* [Try it] Each line in the entries below that holds the string "content" is to be listed.

[Dataset rows describing interfaces]
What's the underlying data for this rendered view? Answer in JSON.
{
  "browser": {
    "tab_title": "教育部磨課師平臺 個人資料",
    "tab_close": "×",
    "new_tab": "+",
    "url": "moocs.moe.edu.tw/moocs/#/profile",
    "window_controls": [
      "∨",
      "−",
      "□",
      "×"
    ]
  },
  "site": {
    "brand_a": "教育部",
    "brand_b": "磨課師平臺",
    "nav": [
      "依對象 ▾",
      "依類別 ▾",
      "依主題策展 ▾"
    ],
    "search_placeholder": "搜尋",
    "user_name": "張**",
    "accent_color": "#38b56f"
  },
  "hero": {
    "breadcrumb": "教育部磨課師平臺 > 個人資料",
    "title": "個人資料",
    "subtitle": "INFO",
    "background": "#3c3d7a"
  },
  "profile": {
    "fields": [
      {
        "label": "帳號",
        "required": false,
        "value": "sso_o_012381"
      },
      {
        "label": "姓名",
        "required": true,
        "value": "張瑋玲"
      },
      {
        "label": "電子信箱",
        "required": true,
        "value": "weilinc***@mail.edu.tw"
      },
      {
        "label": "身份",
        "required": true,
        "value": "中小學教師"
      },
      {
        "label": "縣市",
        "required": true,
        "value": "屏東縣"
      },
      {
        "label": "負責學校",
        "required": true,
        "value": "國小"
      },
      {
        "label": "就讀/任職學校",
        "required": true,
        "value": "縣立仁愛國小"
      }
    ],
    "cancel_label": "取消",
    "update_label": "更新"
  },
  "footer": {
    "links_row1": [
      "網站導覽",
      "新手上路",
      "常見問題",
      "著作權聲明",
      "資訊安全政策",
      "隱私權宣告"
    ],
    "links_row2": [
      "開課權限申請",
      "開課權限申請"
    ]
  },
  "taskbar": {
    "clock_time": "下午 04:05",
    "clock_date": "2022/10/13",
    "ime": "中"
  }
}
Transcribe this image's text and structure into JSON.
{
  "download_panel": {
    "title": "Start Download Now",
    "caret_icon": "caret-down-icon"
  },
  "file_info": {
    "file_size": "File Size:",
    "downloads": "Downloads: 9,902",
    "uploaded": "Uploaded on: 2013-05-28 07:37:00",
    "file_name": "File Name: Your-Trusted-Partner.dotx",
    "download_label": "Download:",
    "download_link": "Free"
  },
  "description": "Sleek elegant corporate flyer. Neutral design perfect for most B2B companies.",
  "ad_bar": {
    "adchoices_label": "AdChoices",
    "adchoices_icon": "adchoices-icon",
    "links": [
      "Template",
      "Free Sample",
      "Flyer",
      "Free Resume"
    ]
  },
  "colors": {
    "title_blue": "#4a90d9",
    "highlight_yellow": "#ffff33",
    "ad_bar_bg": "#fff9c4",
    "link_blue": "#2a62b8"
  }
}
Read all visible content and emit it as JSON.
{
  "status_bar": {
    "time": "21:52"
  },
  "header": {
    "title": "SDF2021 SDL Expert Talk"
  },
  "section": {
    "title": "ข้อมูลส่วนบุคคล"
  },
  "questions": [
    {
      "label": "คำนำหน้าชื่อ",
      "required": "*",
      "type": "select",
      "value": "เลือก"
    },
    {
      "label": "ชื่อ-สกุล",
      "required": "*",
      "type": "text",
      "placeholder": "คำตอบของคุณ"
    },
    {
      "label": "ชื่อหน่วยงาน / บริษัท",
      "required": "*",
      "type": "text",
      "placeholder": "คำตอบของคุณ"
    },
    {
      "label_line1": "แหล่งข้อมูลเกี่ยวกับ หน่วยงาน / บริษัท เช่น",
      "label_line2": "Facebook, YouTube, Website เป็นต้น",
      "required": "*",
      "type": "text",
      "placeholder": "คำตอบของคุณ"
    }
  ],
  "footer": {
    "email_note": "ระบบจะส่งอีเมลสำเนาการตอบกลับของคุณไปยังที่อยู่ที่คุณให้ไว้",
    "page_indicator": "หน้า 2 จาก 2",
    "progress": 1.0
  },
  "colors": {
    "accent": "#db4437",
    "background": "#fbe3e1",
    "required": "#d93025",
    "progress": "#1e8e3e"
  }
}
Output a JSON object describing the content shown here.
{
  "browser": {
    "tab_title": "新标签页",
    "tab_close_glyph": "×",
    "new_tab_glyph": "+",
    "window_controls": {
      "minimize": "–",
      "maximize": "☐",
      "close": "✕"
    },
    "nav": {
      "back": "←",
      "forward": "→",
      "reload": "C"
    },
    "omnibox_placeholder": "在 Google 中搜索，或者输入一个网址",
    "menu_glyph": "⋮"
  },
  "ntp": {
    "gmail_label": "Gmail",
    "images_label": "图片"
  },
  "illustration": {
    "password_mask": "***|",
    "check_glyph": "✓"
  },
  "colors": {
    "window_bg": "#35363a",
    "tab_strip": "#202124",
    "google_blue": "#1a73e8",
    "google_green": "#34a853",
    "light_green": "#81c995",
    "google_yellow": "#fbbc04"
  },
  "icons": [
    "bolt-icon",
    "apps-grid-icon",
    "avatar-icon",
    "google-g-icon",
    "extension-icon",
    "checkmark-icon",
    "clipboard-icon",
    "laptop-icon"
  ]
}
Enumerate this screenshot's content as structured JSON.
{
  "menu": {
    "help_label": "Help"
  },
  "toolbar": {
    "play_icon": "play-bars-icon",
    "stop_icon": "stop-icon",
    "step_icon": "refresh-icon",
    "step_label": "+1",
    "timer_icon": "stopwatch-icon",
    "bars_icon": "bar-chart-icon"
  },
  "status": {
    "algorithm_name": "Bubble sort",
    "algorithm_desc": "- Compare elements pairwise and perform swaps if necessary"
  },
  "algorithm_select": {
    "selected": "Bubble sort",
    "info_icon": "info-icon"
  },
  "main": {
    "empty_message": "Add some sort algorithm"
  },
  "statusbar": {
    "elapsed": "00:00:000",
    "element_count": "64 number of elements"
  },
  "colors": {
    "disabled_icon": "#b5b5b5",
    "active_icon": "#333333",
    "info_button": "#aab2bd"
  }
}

* [Reply to the exercise]
Read all visible content and emit it as JSON.
Output a JSON object describing the content shown here.
Enumerate this screenshot's content as structured JSON.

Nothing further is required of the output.